*Raw data:*
-----

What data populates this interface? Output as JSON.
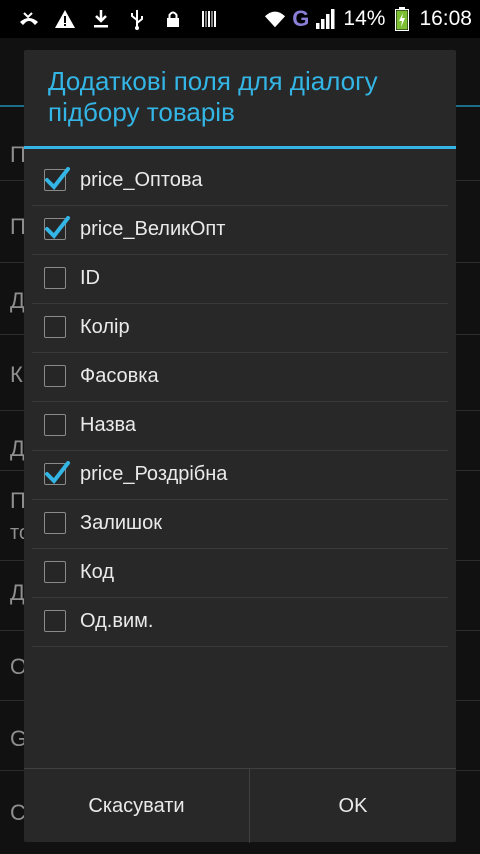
{
  "status_bar": {
    "battery": "14%",
    "time": "16:08",
    "network": "G",
    "icons": [
      "missed-call-icon",
      "warning-icon",
      "download-icon",
      "usb-icon",
      "lock-icon",
      "barcode-icon",
      "wifi-icon",
      "signal-icon",
      "battery-charging-icon"
    ]
  },
  "background": {
    "items": [
      "П",
      "П",
      "Д",
      "К",
      "Д",
      "П",
      "Д",
      "О",
      "G",
      "С"
    ],
    "item2_line2": "то"
  },
  "dialog": {
    "title_line1": "Додаткові поля для діалогу",
    "title_line2": "підбору товарів",
    "options": [
      {
        "label": "price_Оптова",
        "checked": true
      },
      {
        "label": "price_ВеликОпт",
        "checked": true
      },
      {
        "label": "ID",
        "checked": false
      },
      {
        "label": "Колір",
        "checked": false
      },
      {
        "label": "Фасовка",
        "checked": false
      },
      {
        "label": "Назва",
        "checked": false
      },
      {
        "label": "price_Роздрібна",
        "checked": true
      },
      {
        "label": "Залишок",
        "checked": false
      },
      {
        "label": "Код",
        "checked": false
      },
      {
        "label": "Од.вим.",
        "checked": false
      }
    ],
    "cancel_label": "Скасувати",
    "ok_label": "OK"
  },
  "colors": {
    "accent": "#33b5e5",
    "dialog_bg": "#282828",
    "status_bar_bg": "#000000"
  }
}
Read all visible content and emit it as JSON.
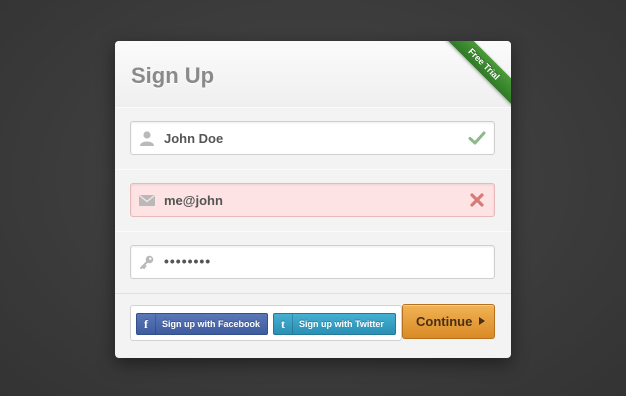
{
  "form": {
    "title": "Sign Up",
    "ribbon": "Free Trial",
    "name_field": {
      "value": "John Doe",
      "icon": "user-icon",
      "status": "valid",
      "status_icon": "checkmark-icon"
    },
    "email_field": {
      "value": "me@john",
      "icon": "mail-icon",
      "status": "invalid",
      "status_icon": "cross-icon"
    },
    "password_field": {
      "value": "••••••••",
      "icon": "key-icon"
    },
    "facebook_button": {
      "label": "Sign up with Facebook",
      "icon_text": "f"
    },
    "twitter_button": {
      "label": "Sign up with Twitter",
      "icon_text": "t"
    },
    "continue_button": {
      "label": "Continue"
    }
  },
  "colors": {
    "ribbon": "#3a8a2e",
    "valid": "#8db88a",
    "invalid": "#d77a7a",
    "facebook": "#3e5c9e",
    "twitter": "#2a8fb4",
    "continue": "#e39a35"
  }
}
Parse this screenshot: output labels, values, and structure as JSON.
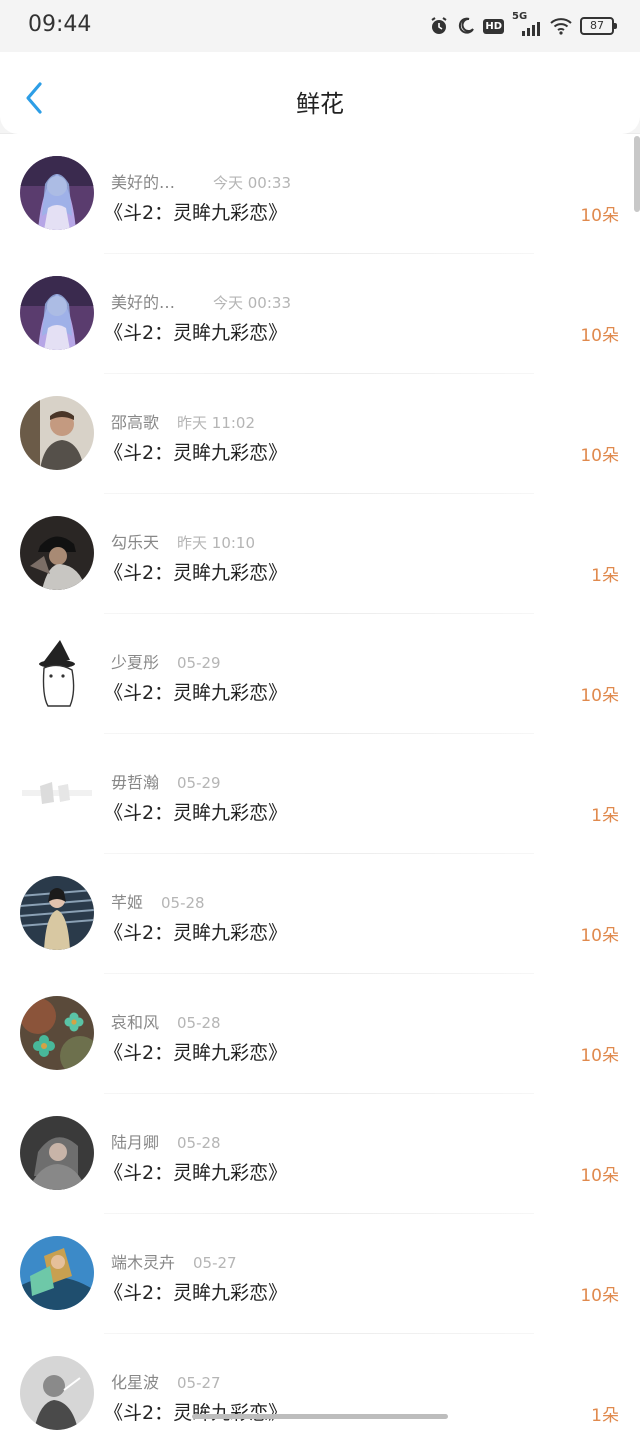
{
  "status_bar": {
    "time": "09:44",
    "battery": "87",
    "network": "5G",
    "hd_label": "HD"
  },
  "header": {
    "title": "鲜花"
  },
  "records": [
    {
      "username": "美好的…",
      "time": "今天 00:33",
      "book": "《斗2：灵眸九彩恋》",
      "count": "10朵",
      "avatar": "anime-girl"
    },
    {
      "username": "美好的…",
      "time": "今天 00:33",
      "book": "《斗2：灵眸九彩恋》",
      "count": "10朵",
      "avatar": "anime-girl"
    },
    {
      "username": "邵高歌",
      "time": "昨天 11:02",
      "book": "《斗2：灵眸九彩恋》",
      "count": "10朵",
      "avatar": "man-portrait"
    },
    {
      "username": "勾乐天",
      "time": "昨天 10:10",
      "book": "《斗2：灵眸九彩恋》",
      "count": "1朵",
      "avatar": "cap-person"
    },
    {
      "username": "少夏彤",
      "time": "05-29",
      "book": "《斗2：灵眸九彩恋》",
      "count": "10朵",
      "avatar": "witch-cat"
    },
    {
      "username": "毋哲瀚",
      "time": "05-29",
      "book": "《斗2：灵眸九彩恋》",
      "count": "1朵",
      "avatar": "faded-sketch"
    },
    {
      "username": "芊姬",
      "time": "05-28",
      "book": "《斗2：灵眸九彩恋》",
      "count": "10朵",
      "avatar": "girl-stairs"
    },
    {
      "username": "哀和风",
      "time": "05-28",
      "book": "《斗2：灵眸九彩恋》",
      "count": "10朵",
      "avatar": "flowers"
    },
    {
      "username": "陆月卿",
      "time": "05-28",
      "book": "《斗2：灵眸九彩恋》",
      "count": "10朵",
      "avatar": "hooded-figure"
    },
    {
      "username": "端木灵卉",
      "time": "05-27",
      "book": "《斗2：灵眸九彩恋》",
      "count": "10朵",
      "avatar": "game-warrior"
    },
    {
      "username": "化星波",
      "time": "05-27",
      "book": "《斗2：灵眸九彩恋》",
      "count": "1朵",
      "avatar": "bw-smoker"
    }
  ],
  "colors": {
    "accent": "#2d9ee6",
    "count": "#e08a4e",
    "text_primary": "#222222",
    "text_secondary": "#888888"
  }
}
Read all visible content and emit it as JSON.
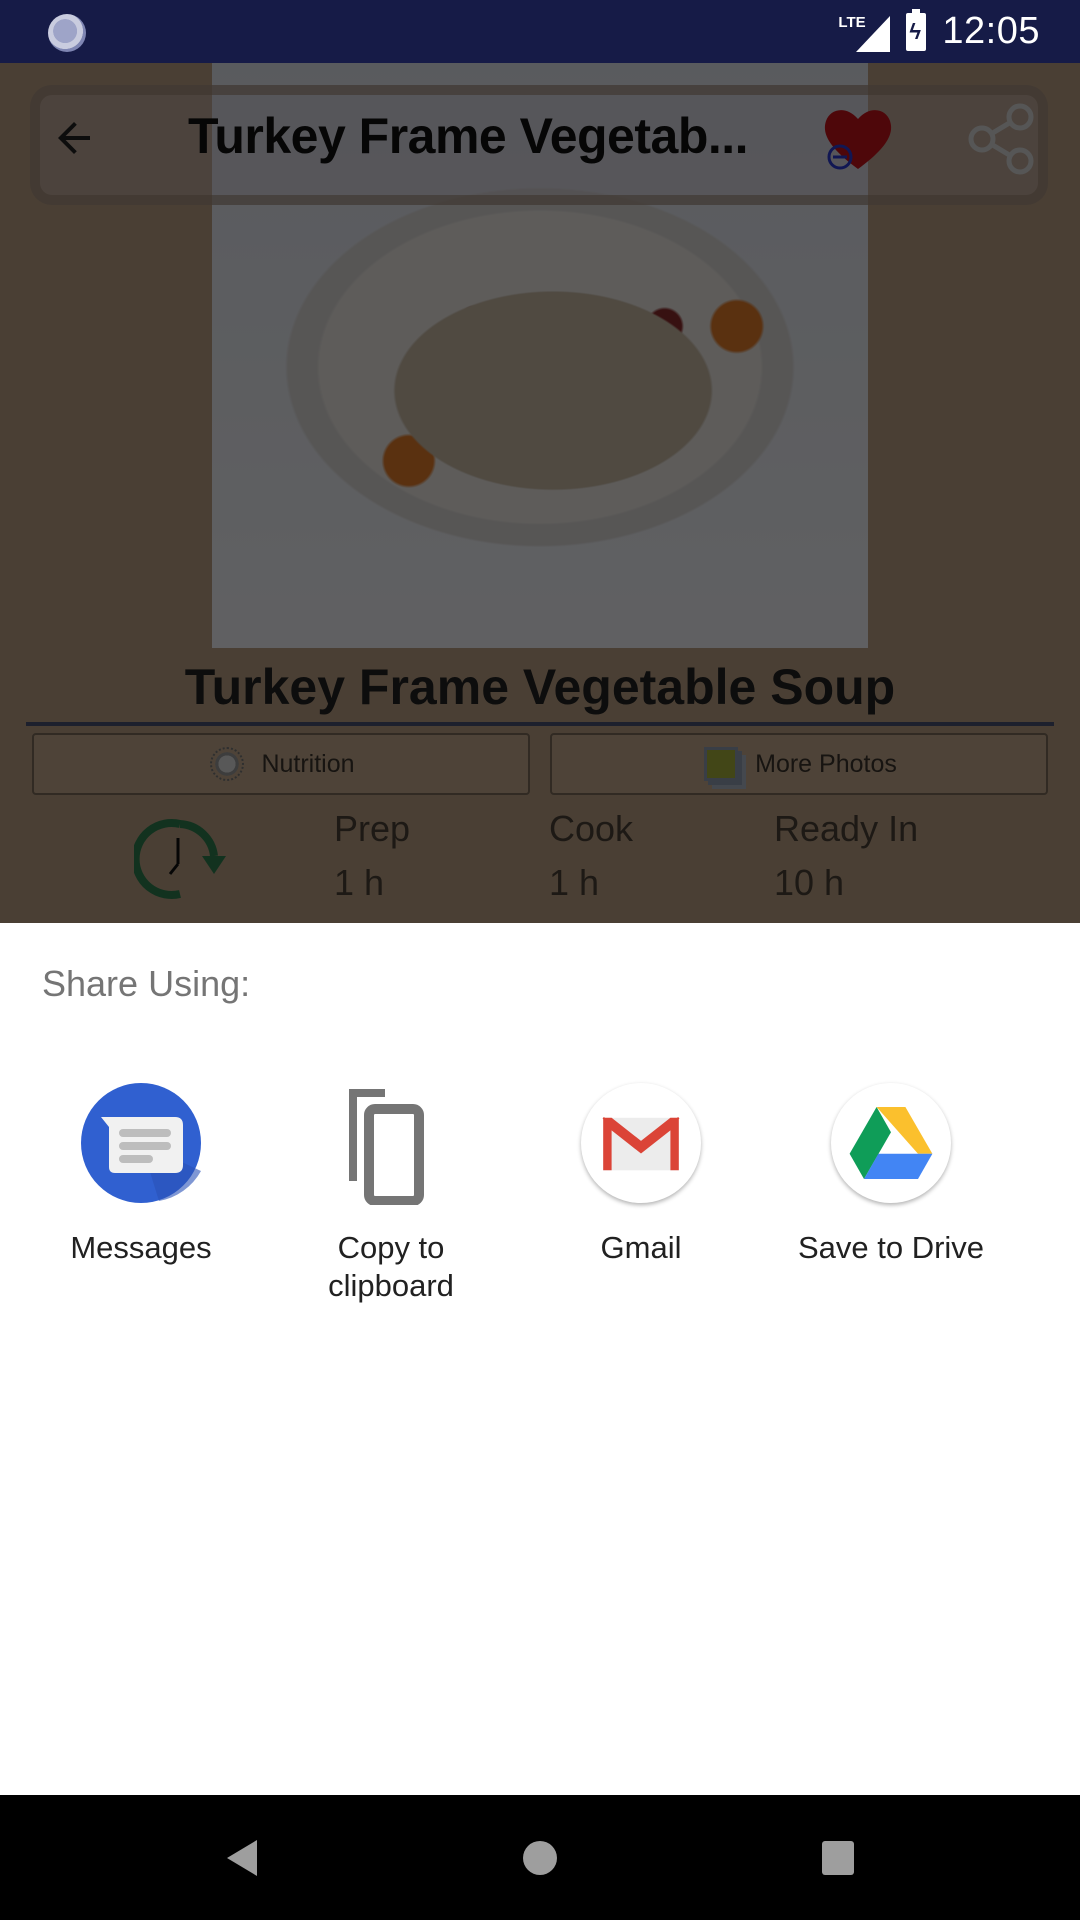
{
  "status_bar": {
    "time": "12:05",
    "network_label": "LTE",
    "icons": [
      "sync-icon",
      "lte-signal-icon",
      "battery-charging-icon"
    ]
  },
  "app": {
    "toolbar_title": "Turkey Frame Vegetab...",
    "recipe_title": "Turkey Frame Vegetable Soup",
    "buttons": [
      {
        "label": "Nutrition",
        "icon": "nutrition-icon"
      },
      {
        "label": "More Photos",
        "icon": "photos-icon"
      }
    ],
    "times": [
      {
        "label": "Prep",
        "value": "1 h"
      },
      {
        "label": "Cook",
        "value": "1 h"
      },
      {
        "label": "Ready In",
        "value": "10 h"
      }
    ],
    "colors": {
      "background": "#b99e82",
      "status_bar": "#161b47",
      "favorite_heart": "#c2121b",
      "clock_icon": "#2e7d4f"
    }
  },
  "share_sheet": {
    "title": "Share Using:",
    "targets": [
      {
        "label": "Messages",
        "icon": "messages-icon"
      },
      {
        "label": "Copy to clipboard",
        "icon": "copy-icon"
      },
      {
        "label": "Gmail",
        "icon": "gmail-icon"
      },
      {
        "label": "Save to Drive",
        "icon": "drive-icon"
      }
    ]
  },
  "nav_bar": {
    "buttons": [
      "back",
      "home",
      "recents"
    ]
  }
}
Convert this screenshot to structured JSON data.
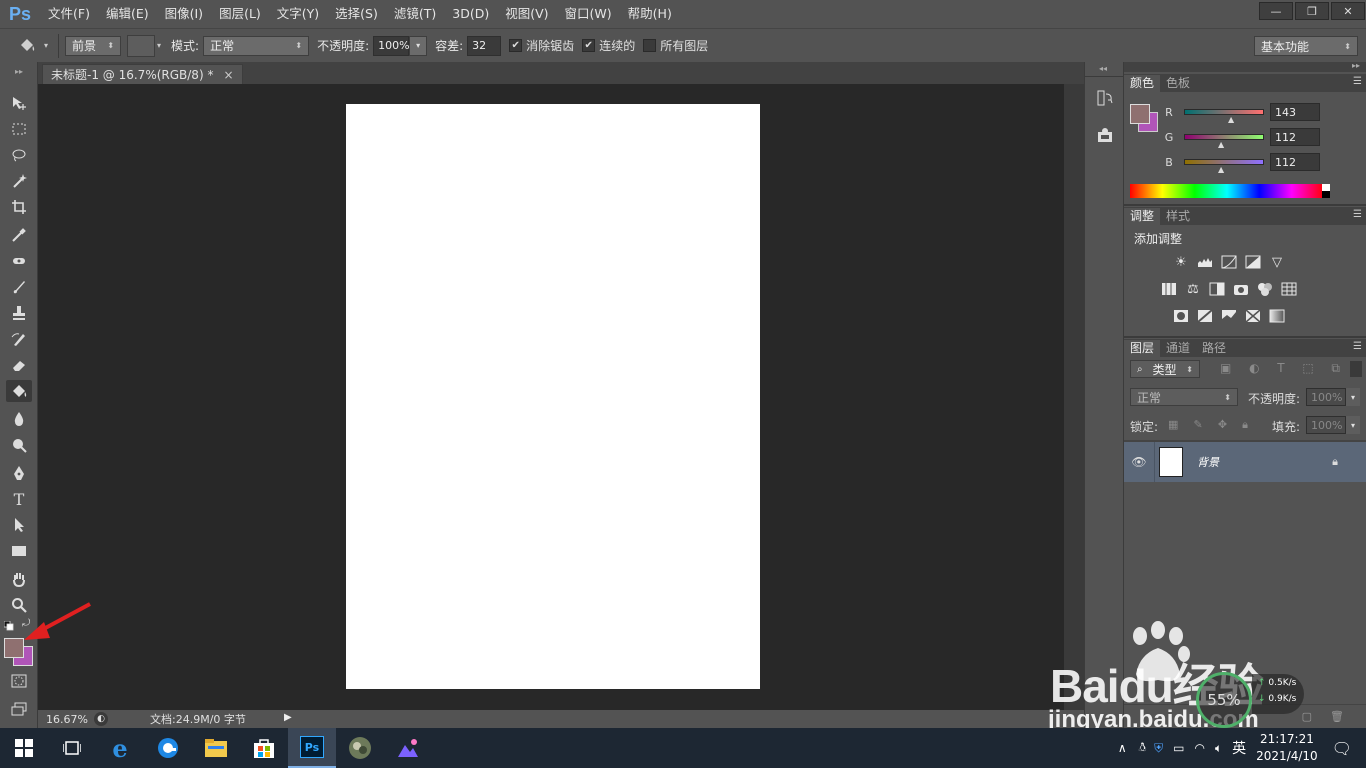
{
  "app": {
    "logo": "Ps"
  },
  "menubar": {
    "items": [
      "文件(F)",
      "编辑(E)",
      "图像(I)",
      "图层(L)",
      "文字(Y)",
      "选择(S)",
      "滤镜(T)",
      "3D(D)",
      "视图(V)",
      "窗口(W)",
      "帮助(H)"
    ]
  },
  "window_controls": {
    "minimize": "—",
    "restore": "❐",
    "close": "✕"
  },
  "options": {
    "fill_source": "前景",
    "mode_label": "模式:",
    "mode_value": "正常",
    "opacity_label": "不透明度:",
    "opacity_value": "100%",
    "tolerance_label": "容差:",
    "tolerance_value": "32",
    "antialias_label": "消除锯齿",
    "contiguous_label": "连续的",
    "all_layers_label": "所有图层",
    "workspace": "基本功能"
  },
  "document": {
    "tab_title": "未标题-1 @ 16.7%(RGB/8) *",
    "tab_close": "×",
    "zoom": "16.67%",
    "doc_info": "文档:24.9M/0 字节"
  },
  "color_panel": {
    "tabs": [
      "颜色",
      "色板"
    ],
    "channels": [
      {
        "label": "R",
        "value": "143"
      },
      {
        "label": "G",
        "value": "112"
      },
      {
        "label": "B",
        "value": "112"
      }
    ],
    "foreground": "#8f7070",
    "background": "#b055b8"
  },
  "adjust_panel": {
    "tabs": [
      "调整",
      "样式"
    ],
    "title": "添加调整"
  },
  "layers_panel": {
    "tabs": [
      "图层",
      "通道",
      "路径"
    ],
    "filter_label": "类型",
    "blend_mode": "正常",
    "opacity_label": "不透明度:",
    "opacity_value": "100%",
    "lock_label": "锁定:",
    "fill_label": "填充:",
    "fill_value": "100%",
    "layer_name": "背景"
  },
  "taskbar": {
    "time": "21:17:21",
    "date": "2021/4/10",
    "ime": "英",
    "ps_label": "Ps"
  },
  "watermark": {
    "brand": "Baidu经验",
    "url": "jingyan.baidu.com",
    "net_percent": "55%",
    "net_up": "0.5K/s",
    "net_down": "0.9K/s"
  }
}
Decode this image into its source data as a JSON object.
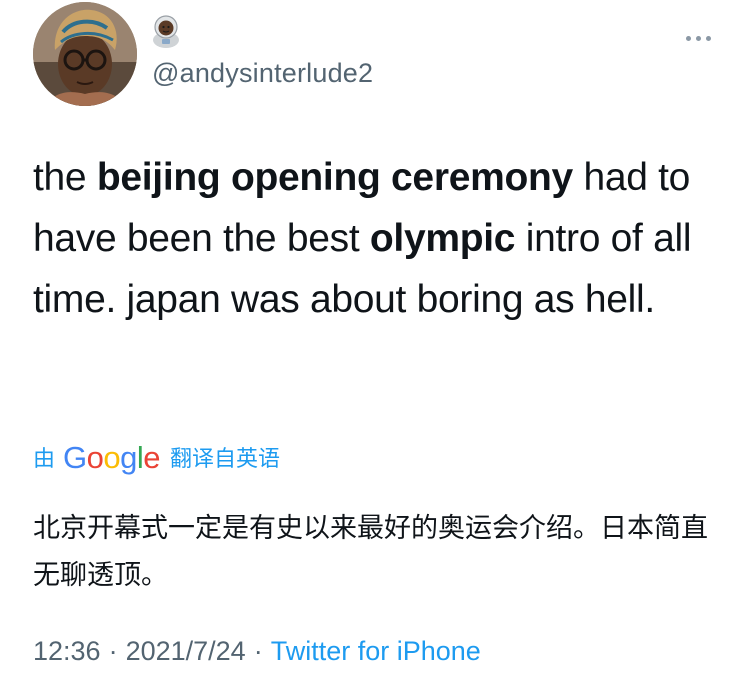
{
  "author": {
    "handle": "@andysinterlude2",
    "emoji": "astronaut-emoji"
  },
  "tweet": {
    "segments": [
      {
        "text": "the ",
        "bold": false
      },
      {
        "text": "beijing opening ceremony",
        "bold": true
      },
      {
        "text": " had to have been the best ",
        "bold": false
      },
      {
        "text": "olympic",
        "bold": true
      },
      {
        "text": " intro of all time. japan was about boring as hell.",
        "bold": false
      }
    ]
  },
  "translation": {
    "by_label": "由",
    "provider": "Google",
    "label": "翻译自英语",
    "text": "北京开幕式一定是有史以来最好的奥运会介绍。日本简直无聊透顶。"
  },
  "meta": {
    "time": "12:36",
    "separator": "·",
    "date": "2021/7/24",
    "source": "Twitter for iPhone"
  },
  "colors": {
    "text": "#0f1419",
    "secondary": "#536471",
    "link": "#1d9bf0"
  }
}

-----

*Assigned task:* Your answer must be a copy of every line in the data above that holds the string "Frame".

*Task response:*
    "toolbar_title": "Turkey Frame Vegetab...",
    "recipe_title": "Turkey Frame Vegetable Soup",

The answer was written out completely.